It wasn’t long ago that the YZ250F was desperately clinging to life in the 250F class as the last bike inhaling through a carburetor. Then in 2014 Yamaha unveiled a radical redo of the YZ250F, introducing what has now become the benchmark for performance in the class, not only in the power department but in the suspension category as well. For 2016 the YZ250F received engine revisions aimed at boosting bottom-to-mid power and reducing vibration. Suspension updates were geared towards better overall chassis balance.
While the 2016 YZ250F might not hold the title for max horsepower numbers, the delivery and response throughout the rpm range is what pleases riders.
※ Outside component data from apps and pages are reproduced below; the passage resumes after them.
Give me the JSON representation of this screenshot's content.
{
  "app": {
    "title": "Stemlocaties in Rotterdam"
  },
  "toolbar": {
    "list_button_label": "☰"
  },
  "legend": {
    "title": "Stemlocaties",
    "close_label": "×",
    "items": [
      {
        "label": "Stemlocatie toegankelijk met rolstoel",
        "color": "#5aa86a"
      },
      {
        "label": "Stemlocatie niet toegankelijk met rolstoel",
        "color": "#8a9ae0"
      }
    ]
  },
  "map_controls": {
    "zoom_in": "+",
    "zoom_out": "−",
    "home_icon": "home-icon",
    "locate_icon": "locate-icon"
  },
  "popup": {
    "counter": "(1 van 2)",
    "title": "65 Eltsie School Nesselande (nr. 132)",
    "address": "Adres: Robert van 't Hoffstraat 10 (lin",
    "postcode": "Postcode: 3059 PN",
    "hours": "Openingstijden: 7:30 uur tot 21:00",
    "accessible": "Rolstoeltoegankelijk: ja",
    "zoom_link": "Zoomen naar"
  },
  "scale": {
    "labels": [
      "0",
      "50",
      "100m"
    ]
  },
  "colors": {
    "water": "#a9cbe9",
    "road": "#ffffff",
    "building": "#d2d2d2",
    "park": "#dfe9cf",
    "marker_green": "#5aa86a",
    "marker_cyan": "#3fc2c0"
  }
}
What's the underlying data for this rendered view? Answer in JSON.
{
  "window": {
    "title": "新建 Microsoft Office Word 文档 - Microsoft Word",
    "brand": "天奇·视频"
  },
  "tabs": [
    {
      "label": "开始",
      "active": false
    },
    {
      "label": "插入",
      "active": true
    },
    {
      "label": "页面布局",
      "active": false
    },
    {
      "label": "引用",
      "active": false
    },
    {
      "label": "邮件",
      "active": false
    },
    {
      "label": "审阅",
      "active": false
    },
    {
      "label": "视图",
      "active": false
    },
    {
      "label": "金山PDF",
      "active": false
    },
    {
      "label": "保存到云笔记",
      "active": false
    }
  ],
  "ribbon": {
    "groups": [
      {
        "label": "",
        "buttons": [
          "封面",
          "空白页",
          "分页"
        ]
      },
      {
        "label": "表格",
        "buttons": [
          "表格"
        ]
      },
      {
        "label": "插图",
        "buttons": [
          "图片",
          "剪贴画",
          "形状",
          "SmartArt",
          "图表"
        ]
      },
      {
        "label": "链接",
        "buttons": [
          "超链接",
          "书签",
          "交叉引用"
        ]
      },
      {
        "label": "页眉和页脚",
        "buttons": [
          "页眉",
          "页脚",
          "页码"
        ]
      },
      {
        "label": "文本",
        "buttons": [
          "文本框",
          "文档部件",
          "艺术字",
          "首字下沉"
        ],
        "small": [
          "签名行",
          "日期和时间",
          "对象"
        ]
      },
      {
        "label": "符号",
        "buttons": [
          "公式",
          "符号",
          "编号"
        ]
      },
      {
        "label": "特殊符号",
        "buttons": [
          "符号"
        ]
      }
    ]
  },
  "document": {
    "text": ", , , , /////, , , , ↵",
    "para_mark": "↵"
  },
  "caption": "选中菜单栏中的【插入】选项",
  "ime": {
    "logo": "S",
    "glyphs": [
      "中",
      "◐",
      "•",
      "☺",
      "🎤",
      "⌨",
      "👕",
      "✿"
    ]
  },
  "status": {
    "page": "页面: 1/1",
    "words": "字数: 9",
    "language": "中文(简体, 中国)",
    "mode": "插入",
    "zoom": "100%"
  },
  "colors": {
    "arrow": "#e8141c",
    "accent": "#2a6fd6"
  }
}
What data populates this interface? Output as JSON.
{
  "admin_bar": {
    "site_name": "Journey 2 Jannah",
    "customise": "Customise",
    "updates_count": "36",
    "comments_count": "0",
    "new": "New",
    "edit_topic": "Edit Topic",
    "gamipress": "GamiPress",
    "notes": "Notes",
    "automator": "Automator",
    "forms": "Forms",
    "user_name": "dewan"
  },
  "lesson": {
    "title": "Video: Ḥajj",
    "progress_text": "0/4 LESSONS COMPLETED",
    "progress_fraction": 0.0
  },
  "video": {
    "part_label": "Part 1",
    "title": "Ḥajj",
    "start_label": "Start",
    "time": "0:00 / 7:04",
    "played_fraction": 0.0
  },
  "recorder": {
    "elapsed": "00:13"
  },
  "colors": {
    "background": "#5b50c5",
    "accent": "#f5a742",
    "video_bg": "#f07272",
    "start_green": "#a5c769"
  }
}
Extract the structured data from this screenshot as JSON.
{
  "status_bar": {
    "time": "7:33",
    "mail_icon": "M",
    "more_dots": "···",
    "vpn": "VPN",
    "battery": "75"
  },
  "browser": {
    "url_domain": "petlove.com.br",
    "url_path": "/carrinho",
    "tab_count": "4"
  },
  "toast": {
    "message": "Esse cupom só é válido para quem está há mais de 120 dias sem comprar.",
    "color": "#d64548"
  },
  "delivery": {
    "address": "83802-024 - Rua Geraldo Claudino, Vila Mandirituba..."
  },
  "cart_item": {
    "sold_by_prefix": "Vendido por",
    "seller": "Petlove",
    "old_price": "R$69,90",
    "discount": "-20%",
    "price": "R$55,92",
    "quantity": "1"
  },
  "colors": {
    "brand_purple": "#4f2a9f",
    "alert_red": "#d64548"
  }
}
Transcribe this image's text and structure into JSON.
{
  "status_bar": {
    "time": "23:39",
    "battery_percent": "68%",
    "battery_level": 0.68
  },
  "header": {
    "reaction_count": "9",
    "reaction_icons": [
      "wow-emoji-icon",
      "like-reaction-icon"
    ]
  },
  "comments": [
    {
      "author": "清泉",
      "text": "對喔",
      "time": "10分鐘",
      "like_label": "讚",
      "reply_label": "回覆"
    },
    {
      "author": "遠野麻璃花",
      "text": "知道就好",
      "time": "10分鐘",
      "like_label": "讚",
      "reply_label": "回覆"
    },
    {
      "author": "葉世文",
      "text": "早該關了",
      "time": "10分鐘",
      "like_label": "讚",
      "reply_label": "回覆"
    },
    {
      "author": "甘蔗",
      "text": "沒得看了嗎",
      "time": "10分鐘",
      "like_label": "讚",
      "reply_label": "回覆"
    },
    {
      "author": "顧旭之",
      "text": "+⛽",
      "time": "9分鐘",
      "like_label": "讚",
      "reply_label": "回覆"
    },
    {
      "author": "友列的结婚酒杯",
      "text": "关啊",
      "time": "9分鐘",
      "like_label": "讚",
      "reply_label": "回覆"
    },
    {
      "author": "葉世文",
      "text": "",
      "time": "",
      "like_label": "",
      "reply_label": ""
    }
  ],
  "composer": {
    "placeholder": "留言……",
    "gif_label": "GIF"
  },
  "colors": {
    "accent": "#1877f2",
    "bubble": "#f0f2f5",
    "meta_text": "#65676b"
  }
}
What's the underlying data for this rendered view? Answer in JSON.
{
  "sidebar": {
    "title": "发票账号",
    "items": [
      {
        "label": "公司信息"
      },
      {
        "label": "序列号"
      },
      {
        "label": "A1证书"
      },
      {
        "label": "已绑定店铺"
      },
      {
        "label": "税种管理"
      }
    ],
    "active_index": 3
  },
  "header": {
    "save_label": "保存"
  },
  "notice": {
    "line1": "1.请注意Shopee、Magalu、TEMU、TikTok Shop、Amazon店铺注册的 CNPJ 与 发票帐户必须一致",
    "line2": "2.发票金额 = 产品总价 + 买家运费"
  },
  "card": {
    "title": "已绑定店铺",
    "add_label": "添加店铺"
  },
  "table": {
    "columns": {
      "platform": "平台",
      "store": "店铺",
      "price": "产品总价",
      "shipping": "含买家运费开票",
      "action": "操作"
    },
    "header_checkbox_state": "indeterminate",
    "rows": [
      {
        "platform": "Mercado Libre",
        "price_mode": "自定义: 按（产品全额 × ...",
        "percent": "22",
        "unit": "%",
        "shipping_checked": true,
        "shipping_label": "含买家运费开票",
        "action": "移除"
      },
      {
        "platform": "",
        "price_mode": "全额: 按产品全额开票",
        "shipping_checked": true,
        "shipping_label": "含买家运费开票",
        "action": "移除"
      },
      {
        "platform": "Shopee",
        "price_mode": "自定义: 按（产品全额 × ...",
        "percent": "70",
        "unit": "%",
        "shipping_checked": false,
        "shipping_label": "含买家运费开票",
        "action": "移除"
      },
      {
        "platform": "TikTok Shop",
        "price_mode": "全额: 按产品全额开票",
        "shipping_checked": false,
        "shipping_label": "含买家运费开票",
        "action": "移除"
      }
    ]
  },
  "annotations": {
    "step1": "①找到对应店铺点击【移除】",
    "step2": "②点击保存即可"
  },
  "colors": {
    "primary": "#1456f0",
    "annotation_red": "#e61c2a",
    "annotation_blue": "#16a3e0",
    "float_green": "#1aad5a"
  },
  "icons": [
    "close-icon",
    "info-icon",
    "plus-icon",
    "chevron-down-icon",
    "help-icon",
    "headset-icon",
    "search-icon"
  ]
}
The great low-end punch makes exiting corners exciting and provides plenty of power to get over jumps without much run up. Short shift it, ride it in the strong mid or rev it, the YZF provides great performance at any rpm.
Just like its older brother the YZ450F, the YZ250F uses KYB SSS forks, simply the best performing forks in the production motocross world. Thankfully, Yamaha’s hasn’t jumped on the air fork bandwagon and is still using the proven spring fork design. For 2016 the KYB fork has a new valve spec, with less low-speed and more high-speed compression damping. This is to complement the changes to the KYB shock, which now has a softer spring rate of 54 Nm from 56 Nm. Only for our smallest test riders did the suspension feel a bit stiff, but still very manageable. The overwhelming majority of our testers couldn’t stop raving about the versatility of the YZF’s suspension.
The KYBs ability to provide a plush ride becomes apparent on really rough tracks where the shocks and fork absorb every size bump and resist bottoming extremely well. The 2016 YZ250F corners nicely and rear wheel traction is better than ever thanks to the softer rear shock spring. It doesn’t quite conquer the corners as well as the Suzuki, KTM or Husky, but the YZF goes where you want, when you want.
Just like in our 450F shootout, the Yamaha didn’t win every category but it is how all the elements tie together that makes the YZ250F such a fun, easy-to-ride bike while providing plenty of performance for all skill levels. Yamaha could have left the 2015 YZ250F unchanged and still had an amazing 250F, but instead the company further refined an already magnificent machine. The revisions help reduce vibration to the rider, boost bottom- to mid-range power and further balance the chassis. This is a bike that appeals to a wide range of riders, making it an excellent choice for first place in the 2016 MotoUSA 250F shootout.
Yamaha YZ250F Suspension Settings
Compression: 10 turns out
L/S Compression: 12
H/S Compression: 1 ¼ turns out